January 28, 2022
SINGAPORE – In one of the strongest signals that the country is committed to reopening and returning to life in a world with Covid-19, the Singapore Tourism Board (STB) and promoters Singapore GP on Thursday (Jan 27) announced a new seven-year deal to continue hosting a Formula One race here.
With international travel showing some signs of recovery, the agreement is the longest renewal with the Formula One Group – the previous ones were between four and five years. The longer runway is intended to help reposition Singapore again as a business and lifestyle destination and ensure the country maintains its competitive edge in the long term.
The last two night races were cancelled due to the pandemic while last year’s edition was the last of the four-year extension signed in 2017. Singapore Airlines’ title sponsorship also ended last year.
The latest contract is from 2022 until 2028 with this year’s race scheduled for Oct 2 at the Marina Bay Street Circuit.
Mr S. Iswaran, Minister for Transport and Minister-in-charge of Trade Relations, said: “Even as we deal with the immediate challenges of the pandemic, it is important that we focus on our recovery and long-term growth. The Singapore F1 race continues to be a strong focal point for tourists, global events and business meetings.
“We have decided to continue hosting the F1 race for another seven years, after thoroughly evaluating the long-term benefits that a term extension could bring to Singapore.
“The renewal will help sustain Singapore’s reputation as a global city with a vibrant lifestyle, attracting international visitors as travel rebounds, and generating business revenue and jobs for Singaporeans.”
The joint statement also stressed that the stakeholders would work with the various government agencies to ensure the health and safety of all participants, staff, local and overseas fans and the community.
While three of last year’s 22 races – in Italy, Portugal and Azerbaijan – were held behind closed doors, the rest proceeded with spectators in the grandstands. Some, like in Bahrain, Spain and Monaco, early in the year had reduced capacities before venues in Austria, England and the United States began welcoming full houses.
The majority of races required adults to be fully vaccinated and/or supply a negative test result though mask wearing and social distancing were loosely enforced.
Singapore has hosted several international events in recent months. On Nov 27 and 28 last year, pop star JJ Lin performed in front of 2,000 fans each night at the Sands Theatre at Marina Bay Sands under vaccination-differentiated safe management measures which allowed concert-goers to sit alongside one another without the need for social distancing.
Two weeks prior, the Bloomberg New Economy Forum welcomed 300 international business and government leaders to Sentosa’s Capella hotel, with strict testing requirements for delegates so as to allow for business networking.

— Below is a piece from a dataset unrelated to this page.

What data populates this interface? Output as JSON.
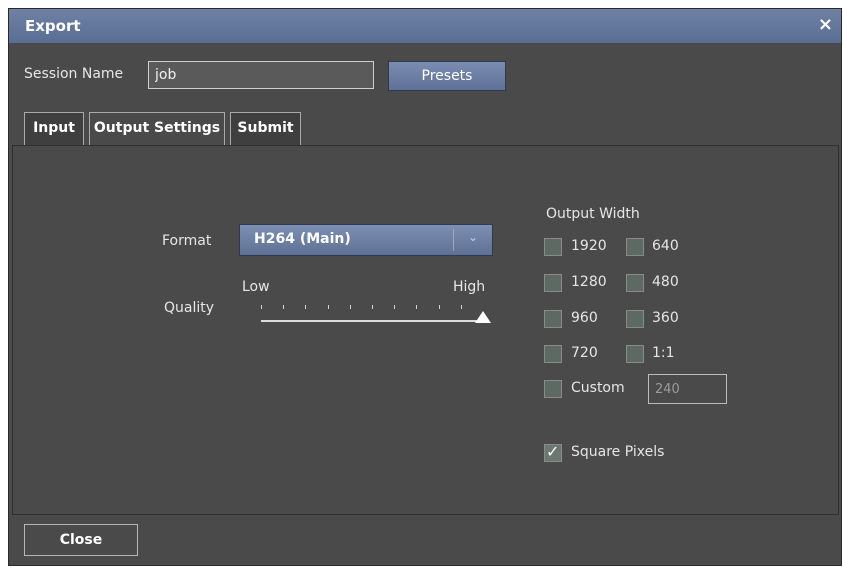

And in December, Singapore received more than 500 foreign travellers – players, coaches, officials, sponsors and delegates from regional and continental football bodies – for the month-long, 10-team Suzuki Cup tournament with some games at the National Stadium drawing almost 10,000 fans.
The Singapore Grand Prix is on a different scale though.
The 2019 race, the last time it was staged here, drew a three-day total of 268,000 spectators – the second-highest after the 300,000 total at the 2008 maiden race.
Overseas visitors generally comprise 40 per cent of race-goers here and the race weekend contributes about $130 million annually in tourism receipts.
There have been 12 editions since 2008 and together, they brought more than 550,000 unique foreign visitors, contributing over $1.5 billion in tourism receipts.